Monday, July 17, 2017

In my book, "To See Who's There." It will be out in the world any minute

Martin Johnson Heade, Magnolias on Gold Cloth, 1880-90

the first to open all, poised ten feet above our fuss.
As far as she’s concerned … well, she’s not, is she?
Her splendor cows me.
On this Tuesday morning I feel aged, dry, critical, although
I’ve used my potions.
Lousy sleep. Awake at 4 a.m., 5, 5:30. Sweaty.
And I feel short.
Arrogant” comes to us via Old French from Latin— 'claiming for oneself',
from the verb arrogare.
Soon the fraying, browning, finishing. Disarray happens.
An old record plays. Mother and nuns scolding:
No one likes a complainer.”
Wipe that look off.”
Jesus suffered.”
My sweet dog’s done her business and here is the poor bloom (soon to die) again.
The magnolia deflects my murky sensibility. Flowers, leaves, trunks, weeds, grass—
all of it—brushes me off.
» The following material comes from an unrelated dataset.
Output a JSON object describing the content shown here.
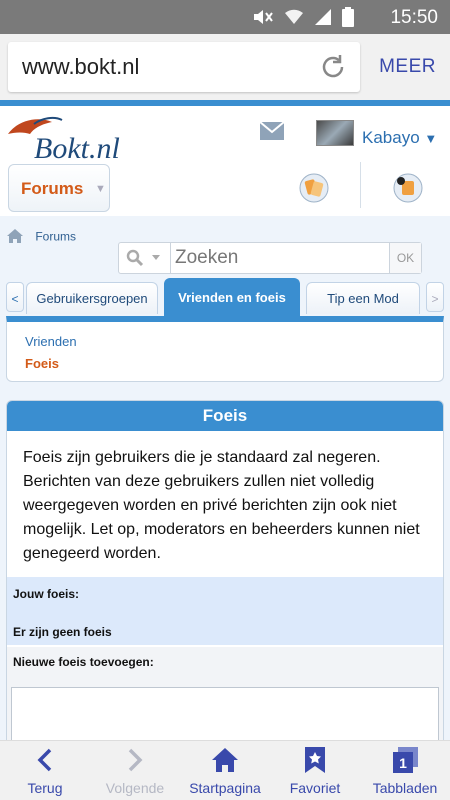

Of course.
Home and somewhat smoothed, despite the visit from my scolds,
despite the niggling moans from death.


Mathew Paust said...

"And I feel short." Humor, the saving grace. The poem is alive!
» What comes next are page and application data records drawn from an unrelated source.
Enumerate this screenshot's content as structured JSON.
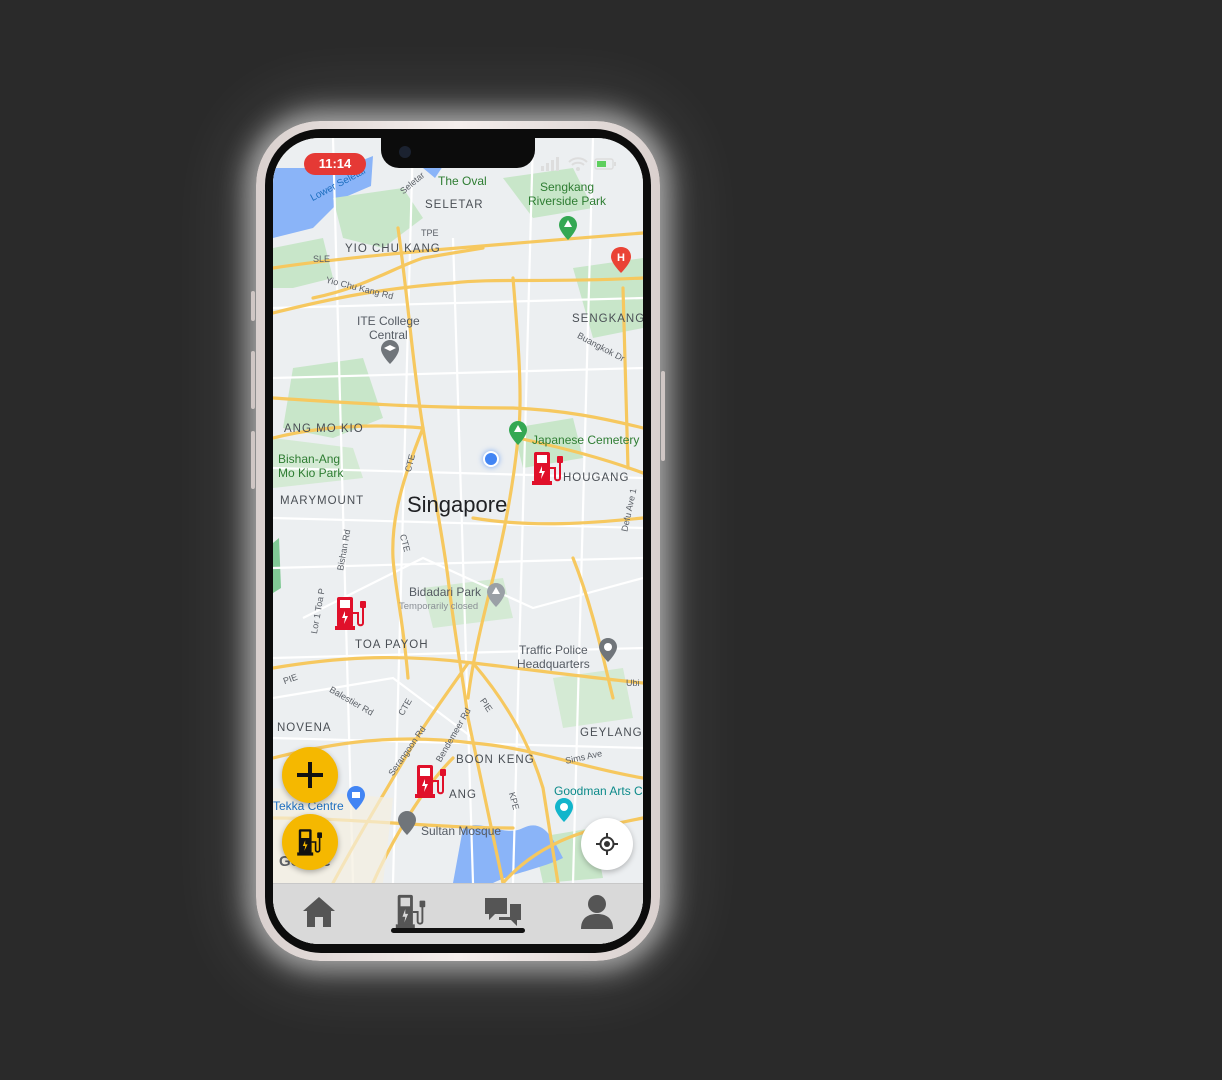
{
  "status_bar": {
    "time": "11:14"
  },
  "map": {
    "city_label": "Singapore",
    "area_labels": {
      "seletar": "SELETAR",
      "yio_chu_kang": "YIO CHU KANG",
      "sengkang": "SENGKANG",
      "ang_mo_kio": "ANG MO KIO",
      "marymount": "MARYMOUNT",
      "hougang": "HOUGANG",
      "toa_payoh": "TOA PAYOH",
      "novena": "NOVENA",
      "boon_keng": "BOON KENG",
      "geylang": "GEYLANG",
      "kallang": "ANG"
    },
    "place_labels": {
      "the_oval": "The Oval",
      "sengkang_park": "Sengkang\nRiverside Park",
      "lower_seletar": "Lower Seletar",
      "ite_college": "ITE College\nCentral",
      "japanese_cemetery": "Japanese Cemetery",
      "bishan_park": "Bishan-Ang\nMo Kio Park",
      "bidadari_park": "Bidadari Park",
      "bidadari_status": "Temporarily closed",
      "traffic_police": "Traffic Police\nHeadquarters",
      "tekka_centre": "Tekka Centre",
      "sultan_mosque": "Sultan Mosque",
      "goodman_arts": "Goodman Arts C"
    },
    "road_labels": {
      "tpe": "TPE",
      "sle": "SLE",
      "yio_chu_kang_rd": "Yio Chu Kang Rd",
      "buangkok_dr": "Buangkok Dr",
      "cte1": "CTE",
      "cte2": "CTE",
      "cte3": "CTE",
      "defu_ave": "Defu Ave 1",
      "bishan_rd": "Bishan Rd",
      "lor_toa_payoh": "Lor 1 Toa P",
      "pie1": "PIE",
      "pie2": "PIE",
      "balestier_rd": "Balestier Rd",
      "serangoon_rd": "Serangoon Rd",
      "bendemeer_rd": "Bendemeer Rd",
      "sims_ave": "Sims Ave",
      "kpe": "KPE",
      "ubi": "Ubi",
      "seletar_road": "Seletar"
    },
    "google_attribution": "Google"
  },
  "colors": {
    "accent_yellow": "#f5b800",
    "charger_red": "#e0102a",
    "time_pill_red": "#e53935"
  },
  "icons": {
    "fab_add": "plus-icon",
    "fab_charger": "ev-charger-icon",
    "locate": "crosshair-icon",
    "tabs": [
      "home-icon",
      "ev-station-icon",
      "chat-icon",
      "profile-icon"
    ]
  }
}
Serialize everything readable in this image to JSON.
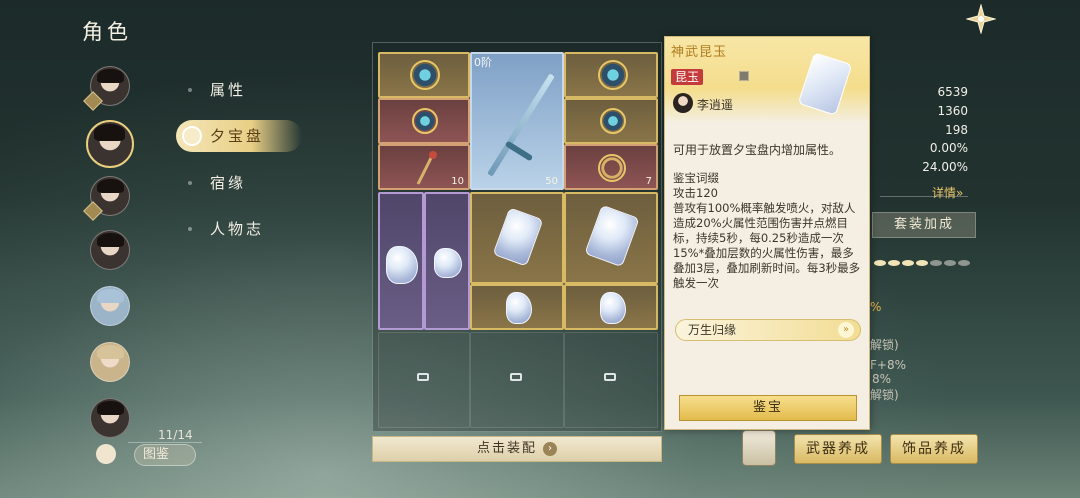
{
  "page": {
    "title": "角色"
  },
  "characters": {
    "count": "11/14",
    "tujian_label": "图鉴"
  },
  "tabs": [
    {
      "label": "属性"
    },
    {
      "label": "夕宝盘"
    },
    {
      "label": "宿缘"
    },
    {
      "label": "人物志"
    }
  ],
  "grid": {
    "tier_badge": "0阶",
    "counts": [
      "10",
      "50",
      "7"
    ],
    "equip_label": "点击装配"
  },
  "stats": {
    "values": [
      "6539",
      "1360",
      "198",
      "0.00%",
      "24.00%"
    ],
    "detail_link": "详情»",
    "set_bonus_label": "套装加成",
    "peek": [
      "%",
      "解锁)",
      "F+8%",
      "8%",
      "解锁)"
    ]
  },
  "buttons": {
    "weapon_train": "武器养成",
    "accessory_train": "饰品养成"
  },
  "tooltip": {
    "title": "神武昆玉",
    "tag": "昆玉",
    "owner": "李逍遥",
    "description": "可用于放置夕宝盘内增加属性。",
    "section_title": "鉴宝词缀",
    "attack": "攻击120",
    "effect": "普攻有100%概率触发喷火，对敌人造成20%火属性范围伤害并点燃目标，持续5秒，每0.25秒造成一次15%*叠加层数的火属性伤害，最多叠加3层，叠加刷新时间。每3秒最多触发一次",
    "affix": "万生归缘",
    "appraise_label": "鉴宝"
  },
  "colors": {
    "gold_border": "#d8b964",
    "highlight_green": "#2a9a7e",
    "tooltip_title": "#b17d1f",
    "tag_red": "#c53a3a"
  }
}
Ruby Jo Faust said...

I agree with Matthew. In many of your poems there is an arresting phrase or detail that communicates humility as well as humor and fun. It is like your casual self-deprecation that always makes me want to hug you when we are together.

Elizabeth said...

There is so much I love in this poem. I especially enjoyed the line breaks.
Do you have a new book of poetry out?